I hope you’re in the mood for reading today! There was some genuine interest expressed when I recently wrote What To Do When You Don’t Know What To Do and I was asked by many of you if I could explore this topic more here on decor8.
A huge thanks to Nathalie at Design Undercover for initiating this topic! To recap, Nathalie expressed to me that she’s in search of her calling and launched Design Undercover as a way to explore a world that she feels connected to but isn’t quite sure of what exactly she wants to focus on. Nathalie says, “I know the day I will find out I will definitely go for it.”
She then asks, “Do you have any suggestions on how to find your calling in the design world? Is there anyone out there that feels the same way? What are we supposed to do when we don’t know?”.

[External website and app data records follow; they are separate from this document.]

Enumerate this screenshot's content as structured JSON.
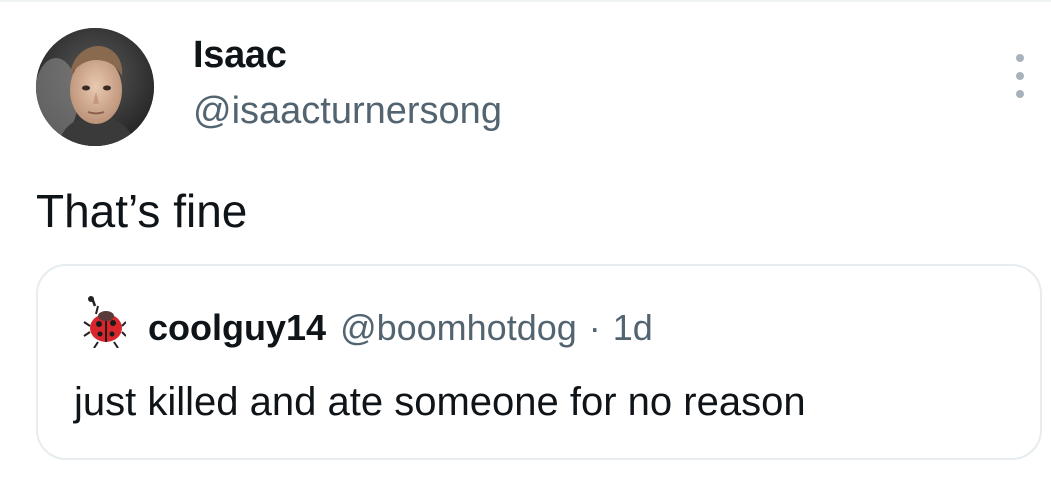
{
  "tweet": {
    "author": {
      "name": "Isaac",
      "handle": "@isaacturnersong"
    },
    "text": "That’s fine",
    "more_icon": "more-vertical-icon"
  },
  "quoted": {
    "author": {
      "name": "coolguy14",
      "handle": "@boomhotdog"
    },
    "separator": "·",
    "time": "1d",
    "text": "just killed and ate someone for no reason"
  },
  "colors": {
    "primary_text": "#0f1419",
    "secondary_text": "#536471",
    "border": "#e6ecef"
  }
}
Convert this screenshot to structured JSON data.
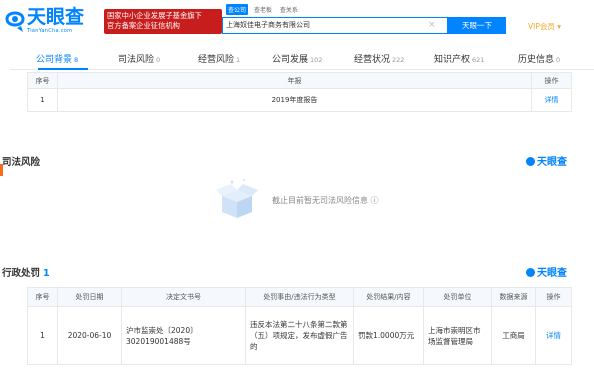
{
  "header": {
    "logo_text": "天眼查",
    "logo_sub": "TianYanCha.com",
    "gov_badge_line1": "国家中小企业发展子基金旗下",
    "gov_badge_line2": "官方备案企业征信机构",
    "search_tabs": [
      "查公司",
      "查老板",
      "查关系"
    ],
    "search_value": "上海奴佳电子商务有限公司",
    "search_button": "天眼一下",
    "vip_label": "VIP会员 ▾"
  },
  "tabs": [
    {
      "label": "公司背景",
      "count": "8"
    },
    {
      "label": "司法风险",
      "count": "0"
    },
    {
      "label": "经营风险",
      "count": "1"
    },
    {
      "label": "公司发展",
      "count": "102"
    },
    {
      "label": "经营状况",
      "count": "222"
    },
    {
      "label": "知识产权",
      "count": "621"
    },
    {
      "label": "历史信息",
      "count": "0"
    }
  ],
  "annual_report": {
    "headers": [
      "序号",
      "年报",
      "操作"
    ],
    "rows": [
      {
        "index": "1",
        "report": "2019年度报告",
        "action": "详情"
      }
    ]
  },
  "judicial": {
    "title": "司法风险",
    "brand": "天眼查",
    "empty_text": "截止目前暂无司法风险信息 ⓘ"
  },
  "penalty": {
    "title": "行政处罚",
    "count": "1",
    "brand": "天眼查",
    "headers": [
      "序号",
      "处罚日期",
      "决定文书号",
      "处罚事由/违法行为类型",
      "处罚结果/内容",
      "处罚单位",
      "数据来源",
      "操作"
    ],
    "rows": [
      {
        "index": "1",
        "date": "2020-06-10",
        "doc_no": "沪市监崇处〔2020〕302019001488号",
        "reason": "违反本法第二十八条第二款第（五）项规定，发布虚假广告的",
        "result": "罚款1.0000万元",
        "unit": "上海市崇明区市场监督管理局",
        "source": "工商局",
        "action": "详情"
      }
    ]
  },
  "colors": {
    "brand_blue": "#0084ff",
    "gov_red": "#c81d1d",
    "vip_orange": "#f5a623"
  }
}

Nathalie those are loaded questions and there’s no clear answer for everyone, no secret book to reveal things, no magic pill to take, because it’s about following your gut. I’ve heard many experts out there speak of the need to get in touch with the things you did as a child, and I think this is helpful advice. My career counselor at Northeastern University strongly encouraged this as well. What were you into? What did your parents encourage you to do based on their observations? Sometimes this holds the key to finding your path in life as an adult a little quicker.
When I look back at my childhood, I spent huge amounts of time rearranging furniture and decorating our family home, playing ‘teacher’ and ‘shop owner’ in my bedroom, and creating illustrated books and writing in my journals pages at a time on a daily basis. Writing, teaching, and decorating were extremely strong talents of mine exhibited at a very early age. I would go as far as to beg my mother to take me to model homes in new developments on Saturdays just so I could tour them and look at how the rooms are arranged and so I could take all the free materials and go home and edit all the floor plans with my pencils showing how I would have designed things. Yeah, a little intense for a child. Now I work with clients designing their homes. See the connection?

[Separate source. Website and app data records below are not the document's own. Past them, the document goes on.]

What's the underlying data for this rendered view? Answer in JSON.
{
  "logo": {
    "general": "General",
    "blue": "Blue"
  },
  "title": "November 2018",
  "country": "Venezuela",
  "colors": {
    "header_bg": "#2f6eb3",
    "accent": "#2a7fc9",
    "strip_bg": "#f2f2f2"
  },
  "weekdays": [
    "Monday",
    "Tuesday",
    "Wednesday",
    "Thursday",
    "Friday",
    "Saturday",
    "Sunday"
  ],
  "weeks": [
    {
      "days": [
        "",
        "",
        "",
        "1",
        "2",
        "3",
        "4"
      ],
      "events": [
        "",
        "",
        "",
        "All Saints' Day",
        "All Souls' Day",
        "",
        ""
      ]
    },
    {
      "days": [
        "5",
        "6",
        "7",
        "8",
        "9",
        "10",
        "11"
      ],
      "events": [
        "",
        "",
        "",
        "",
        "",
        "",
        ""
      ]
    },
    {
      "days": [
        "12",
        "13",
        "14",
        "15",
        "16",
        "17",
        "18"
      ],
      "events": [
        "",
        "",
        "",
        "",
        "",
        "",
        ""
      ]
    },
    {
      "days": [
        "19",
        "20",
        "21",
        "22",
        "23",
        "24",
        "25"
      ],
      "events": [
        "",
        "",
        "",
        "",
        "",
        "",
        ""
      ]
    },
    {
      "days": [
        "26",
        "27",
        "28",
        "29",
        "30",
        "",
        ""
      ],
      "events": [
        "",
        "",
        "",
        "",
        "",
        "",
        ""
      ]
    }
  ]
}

Also in school, I loved art class. My teachers constantly raved over my creative eye as they called it, and my ability to do collage work but beyond school I haven’t explored art for myself, but I do love it and devote a lot of space on decor8 to it so there you see this being explored in an alternate way. Painting and collage work currently is not my passion but I may take it up as a hobby soon. I write about artists a lot though. Yes, you guessed it, another connection made.
I was a huge Science and History fan, I usually made straight A’s in these classes without trying. Math was and will always be my weak point. Today I see my love for these things displayed in again, in alternate ways because I’m a huge nature lover, enjoy taking photos outside, and enjoy period films and visiting places that are filled with history and pre-war architecture. Also in school I was always involved with the school paper somehow, at one point I was an editor with my own column. Now I freelance for the Boston Globe. Again, another connection to my past.

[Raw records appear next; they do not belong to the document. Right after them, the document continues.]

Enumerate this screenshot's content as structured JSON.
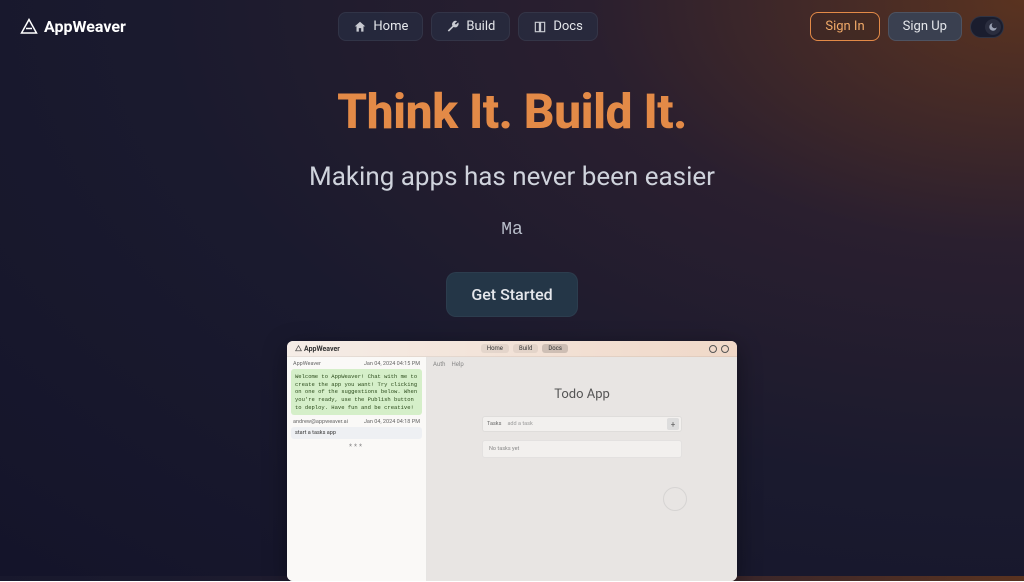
{
  "brand": "AppWeaver",
  "nav": {
    "items": [
      {
        "label": "Home"
      },
      {
        "label": "Build"
      },
      {
        "label": "Docs"
      }
    ],
    "signin": "Sign In",
    "signup": "Sign Up"
  },
  "hero": {
    "title": "Think It. Build It.",
    "subtitle": "Making apps has never been easier",
    "typing": "Ma",
    "cta": "Get Started"
  },
  "demo": {
    "brand": "AppWeaver",
    "nav": [
      "Home",
      "Build",
      "Docs"
    ],
    "chat": {
      "bot_name": "AppWeaver",
      "bot_time": "Jan 04, 2024  04:15 PM",
      "bot_msg": "Welcome to AppWeaver! Chat with me to create the app you want! Try clicking on one of the suggestions below. When you're ready, use the Publish button to deploy. Have fun and be creative!",
      "user_name": "andrew@appweaver.ai",
      "user_time": "Jan 04, 2024  04:18 PM",
      "user_msg": "start a tasks app"
    },
    "preview": {
      "tabs": [
        "Auth",
        "Help"
      ],
      "title": "Todo App",
      "input_label": "Tasks",
      "input_placeholder": "add a task",
      "empty": "No tasks yet"
    }
  }
}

The reason I laid all this bare is because it’s a good thing for everyone to do at some point in their life. To think about what they were strongly passionate about as a child. Today I am a published writer, blogger, and interior design consultant. It makes sense I’d be on this path as I look back.
I plan to explore other areas in which I have a measure of talent, for instance I’ve wanted to be a shop owner since I was little and so decor8 just may become a little shop someday. I want to have cupcakes on Saturdays along with a book reading session where I read to children from a beautifully illustrated book that also teaches the importance of having strong moral values and of exploring creativity through art and design. I think moral values are slipping away from us and I’d like to do something, no matter how small, to show children that it’s also very cool to be smart, nice, and well-mannered. I have a very special shop in mind, my business plan is quite extensive! I’d love to write a book as well, but I may just start off with a newsletter as I’ve mentioned before and see what happens from there.
Make a list and see what it reveals. I think that’s a good way to get started on this journey of finding your ‘true calling’, although I don’t think everyone has only one thing in life that they are able to do well. I believe we can do many things, it just has to do more with how badly you set your heart on something and the opportunity you have to pursue it. I write this from an American perspective because here, our culture encourages us to pursue our dreams, it’s not called “The Land of Opportunity” for nothing.
Not to go all patriotic on anyone, but I only recently appreciated these words when I learned more about the work life of other cultures and the limits that are placed on those living in certain lands. Despite our nutty government right now, I am so happy I was born in this country and raised here to know no boundaries when it comes to the pursuit of happiness. For those living in a country where they may have had to train in a certain profession and strongly encouraged to stick to that for life (like my mother-in-law in Germany), I can suggest taking up a hobby that will help balance your life if you are a bit sad about your profession. Sometimes all we need is a good hobby and our day job no longer looms over us like a dark cloud.
I could write a book about all of this… But for now, I’ll close with these thoughts and open up things up for reader questions and comments.
What did you like to do as a child? Can you comment below and also tell us what you do today for a career?
What To Do When You Don’t Know What To Do will continue later with quotes from some great talent out there that I asked to participate in this discussion. Erin at Design for Mankind is exploring a related topic and asked me to join in along with Marisa at Creative Thursday who promises a podcast tomorrow as well. I can’t wait. More on that to follow!
(images linked above to source)